## WHAT THE TASK REQUIRES:
Nothing but the records, copied exactly and stripped of pictures, should be in the answer.

* * *

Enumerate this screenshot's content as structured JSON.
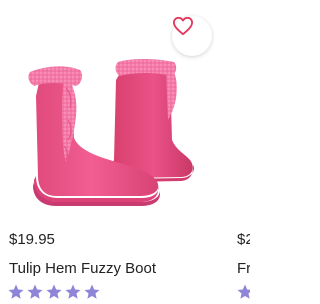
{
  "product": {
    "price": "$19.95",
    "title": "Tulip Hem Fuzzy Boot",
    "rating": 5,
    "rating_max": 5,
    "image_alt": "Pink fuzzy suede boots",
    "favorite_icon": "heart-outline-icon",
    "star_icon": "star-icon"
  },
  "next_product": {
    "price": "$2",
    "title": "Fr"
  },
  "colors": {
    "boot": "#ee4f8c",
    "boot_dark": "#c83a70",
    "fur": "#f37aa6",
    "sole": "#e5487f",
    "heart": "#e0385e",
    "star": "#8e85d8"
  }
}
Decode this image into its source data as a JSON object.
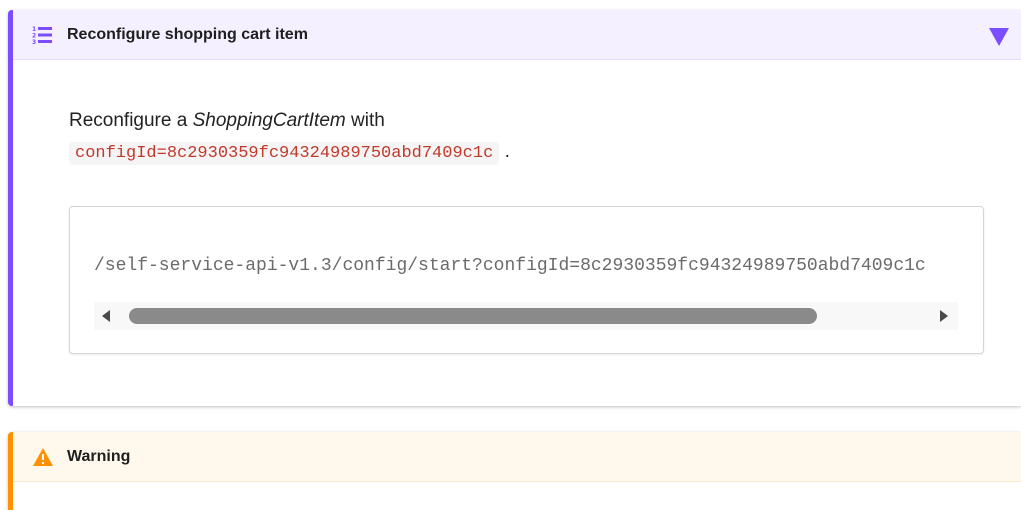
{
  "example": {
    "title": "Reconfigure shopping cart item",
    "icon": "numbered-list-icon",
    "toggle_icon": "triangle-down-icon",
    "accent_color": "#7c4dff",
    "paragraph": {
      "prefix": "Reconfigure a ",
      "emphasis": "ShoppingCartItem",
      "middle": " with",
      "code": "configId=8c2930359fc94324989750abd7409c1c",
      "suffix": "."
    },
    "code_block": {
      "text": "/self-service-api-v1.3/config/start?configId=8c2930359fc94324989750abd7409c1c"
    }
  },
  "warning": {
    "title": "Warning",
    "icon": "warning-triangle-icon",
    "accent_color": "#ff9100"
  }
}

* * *

## PROBLEM SOLUTION:
Enumerate this screenshot's content as structured JSON.
{
  "product": {
    "price": "$19.95",
    "title": "Tulip Hem Fuzzy Boot",
    "rating": 5,
    "rating_max": 5,
    "image_alt": "Pink fuzzy suede boots",
    "favorite_icon": "heart-outline-icon",
    "star_icon": "star-icon"
  },
  "next_product": {
    "price": "$2",
    "title": "Fr"
  },
  "colors": {
    "boot": "#ee4f8c",
    "boot_dark": "#c83a70",
    "fur": "#f37aa6",
    "sole": "#e5487f",
    "heart": "#e0385e",
    "star": "#8e85d8"
  }
}
Decode this image into its source data as a JSON object.
{
  "example": {
    "title": "Reconfigure shopping cart item",
    "icon": "numbered-list-icon",
    "toggle_icon": "triangle-down-icon",
    "accent_color": "#7c4dff",
    "paragraph": {
      "prefix": "Reconfigure a ",
      "emphasis": "ShoppingCartItem",
      "middle": " with",
      "code": "configId=8c2930359fc94324989750abd7409c1c",
      "suffix": "."
    },
    "code_block": {
      "text": "/self-service-api-v1.3/config/start?configId=8c2930359fc94324989750abd7409c1c"
    }
  },
  "warning": {
    "title": "Warning",
    "icon": "warning-triangle-icon",
    "accent_color": "#ff9100"
  }
}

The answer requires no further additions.